" It's time to make this a more thoughtful and less polarized debate to make changes that will keep the Supreme Court - the Iron dome that protects the Israel legal system against the Hague and preserves the Supreme Court as the Jewel of the Israeli legal system."
"I will volunteer to be a lawyer for any Israeli soldier, any Israeli official who’s ever arrested and brought to the Hague," he said adding that the international tribunal would have no jurisdiction because Israel would remain a democracy, subject to the rule of law. "But there could come a time theoretically, if the Supreme Court were so weakened that the Hague would not consider that it satisfies the criteria of complementarity and that would put soldiers at risk, that is why I call the Israeli Supreme Court the legal Iron Dome that protects its soldiers like the physical Iron Dome protects the residents of Sderot and other places."
Dershowitz said the controversy over the proposed legislation, is an internal Israeli matter and that the administration "should mind its own business." He said although he agreed with Biden that the decision must be made with a broad consensus.
He told Ynet in the interview that he had offered his services to Netanyahu, as a mediator between all sides, but would not say that his offer was accepted. "I'm going to keep giving my advice," he said adding that Netanyahu has listened to him very carefully, as has President Issac Herzog.
He praised Herzog, calling him the hero of the moment, and commending his efforts to move the debate to the middle and away from the extremism. "He is the best president at this time of division," he said adding that Herzog told him that there may be a time for Americans, friends of Israel, to come and assist.
"Israel will remain a democracy," he said with confidence but expressed his hope that the judicial reforms that were proposed would not be enacted.
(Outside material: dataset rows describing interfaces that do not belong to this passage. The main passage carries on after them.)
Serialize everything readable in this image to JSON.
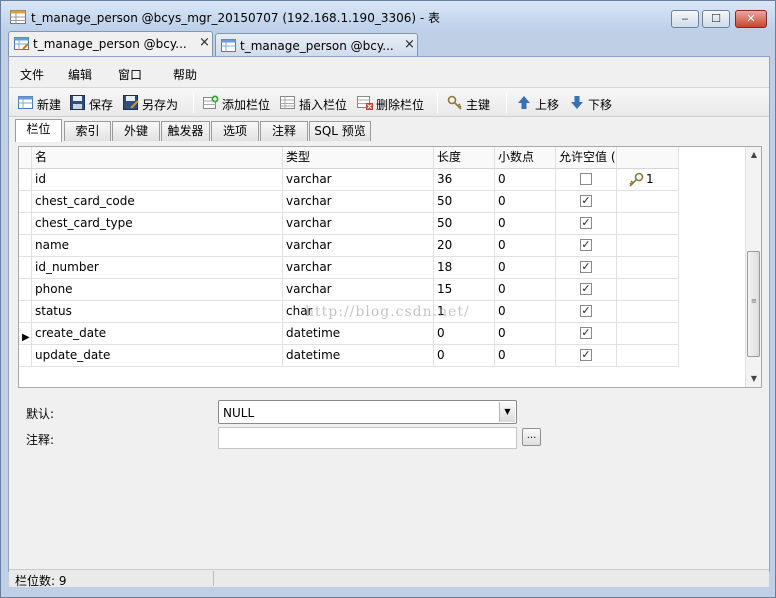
{
  "window": {
    "title": "t_manage_person @bcys_mgr_20150707 (192.168.1.190_3306) - 表",
    "minimize": "‒",
    "maximize": "☐",
    "close": "✕"
  },
  "doc_tabs": [
    {
      "label": "t_manage_person @bcy...",
      "close": "×"
    },
    {
      "label": "t_manage_person @bcy...",
      "close": "×"
    }
  ],
  "menu": [
    "文件",
    "编辑",
    "窗口",
    "帮助"
  ],
  "toolbar": {
    "new": "新建",
    "save": "保存",
    "save_as": "另存为",
    "add_column": "添加栏位",
    "insert_column": "插入栏位",
    "delete_column": "删除栏位",
    "primary_key": "主键",
    "move_up": "上移",
    "move_down": "下移"
  },
  "sub_tabs": [
    "栏位",
    "索引",
    "外键",
    "触发器",
    "选项",
    "注释",
    "SQL 预览"
  ],
  "grid": {
    "headers": [
      "名",
      "类型",
      "长度",
      "小数点",
      "允许空值 (",
      ""
    ],
    "rows": [
      {
        "name": "id",
        "type": "varchar",
        "length": "36",
        "decimals": "0",
        "nullable": false,
        "key": "1"
      },
      {
        "name": "chest_card_code",
        "type": "varchar",
        "length": "50",
        "decimals": "0",
        "nullable": true,
        "key": ""
      },
      {
        "name": "chest_card_type",
        "type": "varchar",
        "length": "50",
        "decimals": "0",
        "nullable": true,
        "key": ""
      },
      {
        "name": "name",
        "type": "varchar",
        "length": "20",
        "decimals": "0",
        "nullable": true,
        "key": ""
      },
      {
        "name": "id_number",
        "type": "varchar",
        "length": "18",
        "decimals": "0",
        "nullable": true,
        "key": ""
      },
      {
        "name": "phone",
        "type": "varchar",
        "length": "15",
        "decimals": "0",
        "nullable": true,
        "key": ""
      },
      {
        "name": "status",
        "type": "char",
        "length": "1",
        "decimals": "0",
        "nullable": true,
        "key": ""
      },
      {
        "name": "create_date",
        "type": "datetime",
        "length": "0",
        "decimals": "0",
        "nullable": true,
        "key": "",
        "current": true
      },
      {
        "name": "update_date",
        "type": "datetime",
        "length": "0",
        "decimals": "0",
        "nullable": true,
        "key": ""
      }
    ],
    "current_row_marker": "▶",
    "check_mark": "✓"
  },
  "watermark": "http://blog.csdn.net/",
  "properties": {
    "default_label": "默认:",
    "default_value": "NULL",
    "comment_label": "注释:",
    "comment_value": "",
    "ellipsis": "..."
  },
  "status": {
    "columns_count": "栏位数: 9"
  },
  "icons": {
    "key": "key-icon",
    "accent": "#3a6fb5"
  }
}
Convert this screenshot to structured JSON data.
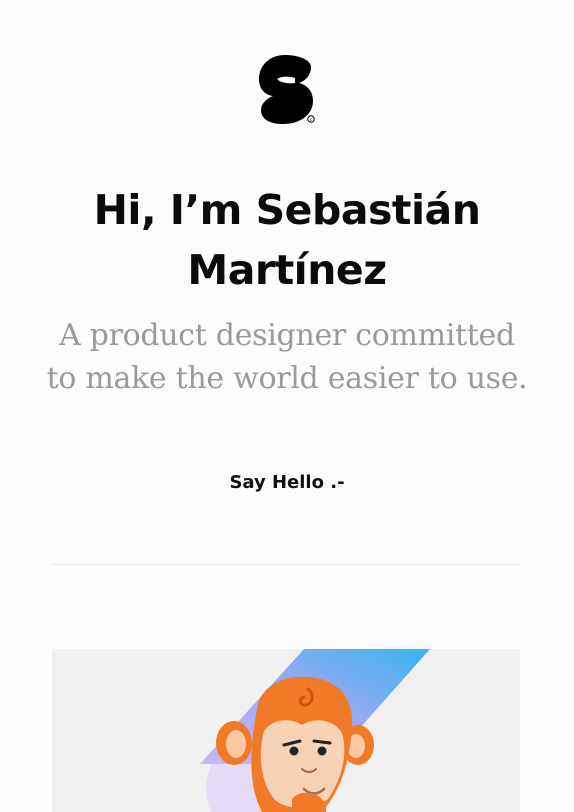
{
  "brand": {
    "logo_icon": "s-monogram-logo",
    "colors": {
      "logo": "#000000"
    }
  },
  "hero": {
    "headline_line1": "Hi, I’m Sebastián",
    "headline_line2": "Martínez",
    "tagline_line1": "A product designer committed",
    "tagline_line2": "to make the world easier to use."
  },
  "cta": {
    "label": "Say Hello .-"
  },
  "illustration": {
    "icon": "monkey-mascot-illustration",
    "colors": {
      "background": "#f0f0f0",
      "monkey": "#f07a28",
      "face": "#f8d2b4",
      "gradient_start": "#b0a0f0",
      "gradient_end": "#40b8f0"
    }
  }
}
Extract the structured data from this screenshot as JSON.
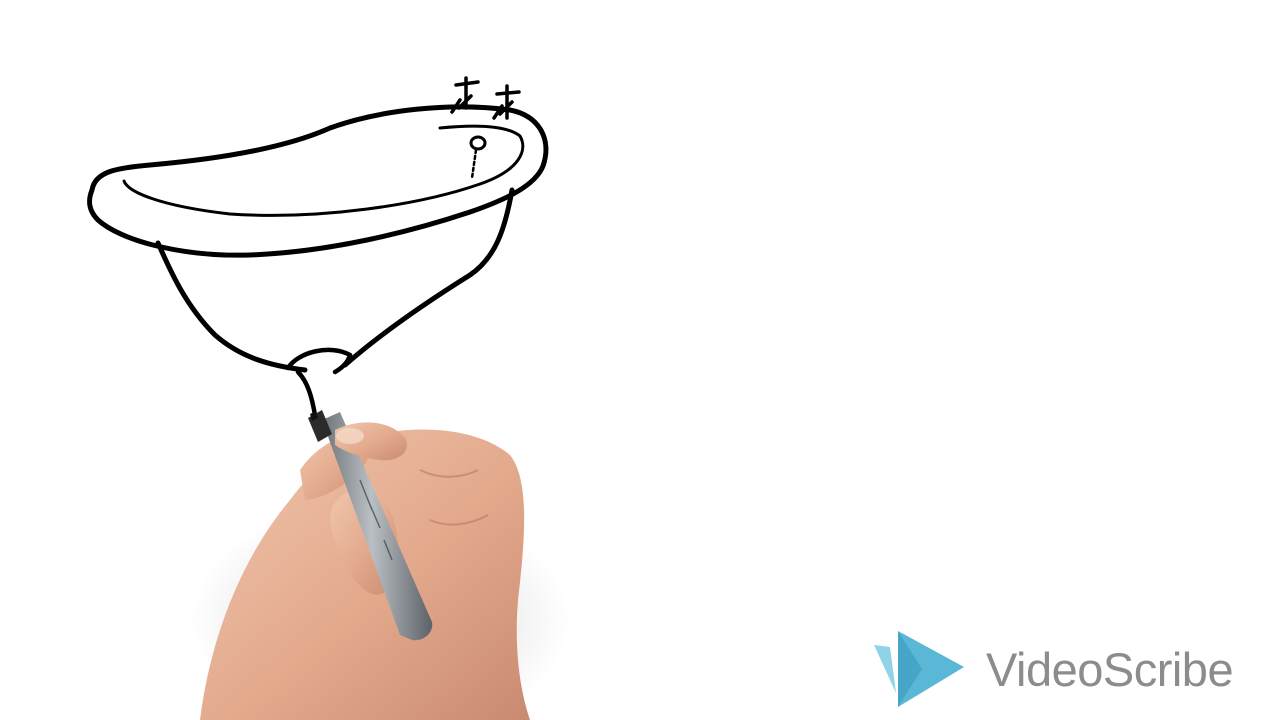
{
  "scene": {
    "background_color": "#ffffff",
    "ink_color": "#000000",
    "subject_icon": "clawfoot-bathtub-sketch-icon",
    "hand_icon": "hand-with-marker-icon"
  },
  "watermark": {
    "brand": "VideoScribe",
    "logo_icon": "videoscribe-logo-icon",
    "text_color": "#8c8c8c",
    "logo_colors": [
      "#5ab8d6",
      "#8fd3e8",
      "#3a9cc0"
    ]
  }
}
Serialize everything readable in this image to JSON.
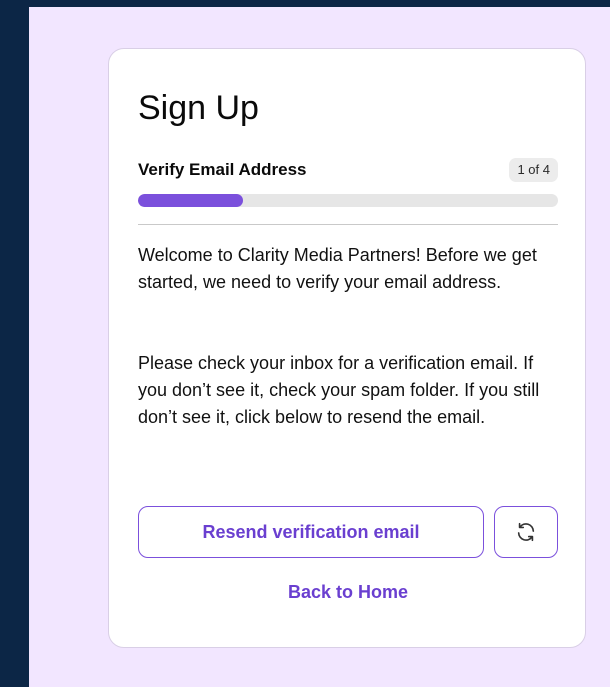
{
  "page": {
    "title": "Sign Up"
  },
  "step": {
    "title": "Verify Email Address",
    "badge": "1 of 4",
    "current": 1,
    "total": 4,
    "progress_fraction": 0.25
  },
  "content": {
    "paragraph1": "Welcome to Clarity Media Partners! Before we get started, we need to verify your email address.",
    "paragraph2": "Please check your inbox for a verification email. If you don’t see it, check your spam folder. If you still don’t see it, click below to resend the email."
  },
  "actions": {
    "resend_label": "Resend verification email",
    "refresh_icon": "refresh-icon",
    "back_label": "Back to Home"
  },
  "colors": {
    "accent": "#7b50dc",
    "accent_text": "#6a3fd0",
    "page_background": "#f2e6ff",
    "outer_background": "#0c2646",
    "card_background": "#ffffff"
  }
}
Dershowitz said he does not fear a constitutional crisis in Israel but is concerned about a crisis of trust. He warned that a change to the way judges are elected to serve in Israeli courts should remain unchanged and should not mirror the highly political method in the United States, where judges are selected by the president and voted into office by Congress. "You can do better than we can on this," he said.